[What you need to do]:
After reading the listing below, copy it out exactly.

● ● ● ● ●

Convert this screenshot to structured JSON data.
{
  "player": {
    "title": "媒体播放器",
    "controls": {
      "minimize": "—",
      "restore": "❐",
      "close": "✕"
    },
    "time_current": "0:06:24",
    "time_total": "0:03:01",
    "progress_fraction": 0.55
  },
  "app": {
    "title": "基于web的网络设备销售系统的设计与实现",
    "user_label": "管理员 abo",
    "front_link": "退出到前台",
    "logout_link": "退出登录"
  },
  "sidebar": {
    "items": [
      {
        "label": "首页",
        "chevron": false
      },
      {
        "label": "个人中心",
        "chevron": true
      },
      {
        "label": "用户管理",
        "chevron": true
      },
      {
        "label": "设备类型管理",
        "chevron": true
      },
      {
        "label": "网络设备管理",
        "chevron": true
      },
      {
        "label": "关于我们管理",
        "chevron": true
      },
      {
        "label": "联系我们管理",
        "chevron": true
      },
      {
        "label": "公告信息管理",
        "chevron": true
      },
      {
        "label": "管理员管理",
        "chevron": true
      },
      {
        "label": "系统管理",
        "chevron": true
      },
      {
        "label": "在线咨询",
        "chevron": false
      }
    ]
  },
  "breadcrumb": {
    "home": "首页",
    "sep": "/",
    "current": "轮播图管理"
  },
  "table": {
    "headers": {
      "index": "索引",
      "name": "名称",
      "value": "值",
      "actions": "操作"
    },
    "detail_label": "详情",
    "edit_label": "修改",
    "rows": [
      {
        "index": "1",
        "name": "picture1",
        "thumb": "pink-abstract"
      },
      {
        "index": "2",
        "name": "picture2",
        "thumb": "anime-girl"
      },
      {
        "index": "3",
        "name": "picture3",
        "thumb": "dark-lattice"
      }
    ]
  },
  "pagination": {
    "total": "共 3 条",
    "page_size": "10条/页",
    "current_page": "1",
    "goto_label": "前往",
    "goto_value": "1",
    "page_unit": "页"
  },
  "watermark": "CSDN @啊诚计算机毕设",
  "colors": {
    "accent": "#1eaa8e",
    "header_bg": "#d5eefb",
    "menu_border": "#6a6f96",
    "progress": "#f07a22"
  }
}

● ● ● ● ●

[Task response]:
Convert this screenshot to structured JSON data.
{
  "player": {
    "title": "媒体播放器",
    "controls": {
      "minimize": "—",
      "restore": "❐",
      "close": "✕"
    },
    "time_current": "0:06:24",
    "time_total": "0:03:01",
    "progress_fraction": 0.55
  },
  "app": {
    "title": "基于web的网络设备销售系统的设计与实现",
    "user_label": "管理员 abo",
    "front_link": "退出到前台",
    "logout_link": "退出登录"
  },
  "sidebar": {
    "items": [
      {
        "label": "首页",
        "chevron": false
      },
      {
        "label": "个人中心",
        "chevron": true
      },
      {
        "label": "用户管理",
        "chevron": true
      },
      {
        "label": "设备类型管理",
        "chevron": true
      },
      {
        "label": "网络设备管理",
        "chevron": true
      },
      {
        "label": "关于我们管理",
        "chevron": true
      },
      {
        "label": "联系我们管理",
        "chevron": true
      },
      {
        "label": "公告信息管理",
        "chevron": true
      },
      {
        "label": "管理员管理",
        "chevron": true
      },
      {
        "label": "系统管理",
        "chevron": true
      },
      {
        "label": "在线咨询",
        "chevron": false
      }
    ]
  },
  "breadcrumb": {
    "home": "首页",
    "sep": "/",
    "current": "轮播图管理"
  },
  "table": {
    "headers": {
      "index": "索引",
      "name": "名称",
      "value": "值",
      "actions": "操作"
    },
    "detail_label": "详情",
    "edit_label": "修改",
    "rows": [
      {
        "index": "1",
        "name": "picture1",
        "thumb": "pink-abstract"
      },
      {
        "index": "2",
        "name": "picture2",
        "thumb": "anime-girl"
      },
      {
        "index": "3",
        "name": "picture3",
        "thumb": "dark-lattice"
      }
    ]
  },
  "pagination": {
    "total": "共 3 条",
    "page_size": "10条/页",
    "current_page": "1",
    "goto_label": "前往",
    "goto_value": "1",
    "page_unit": "页"
  },
  "watermark": "CSDN @啊诚计算机毕设",
  "colors": {
    "accent": "#1eaa8e",
    "header_bg": "#d5eefb",
    "menu_border": "#6a6f96",
    "progress": "#f07a22"
  }
}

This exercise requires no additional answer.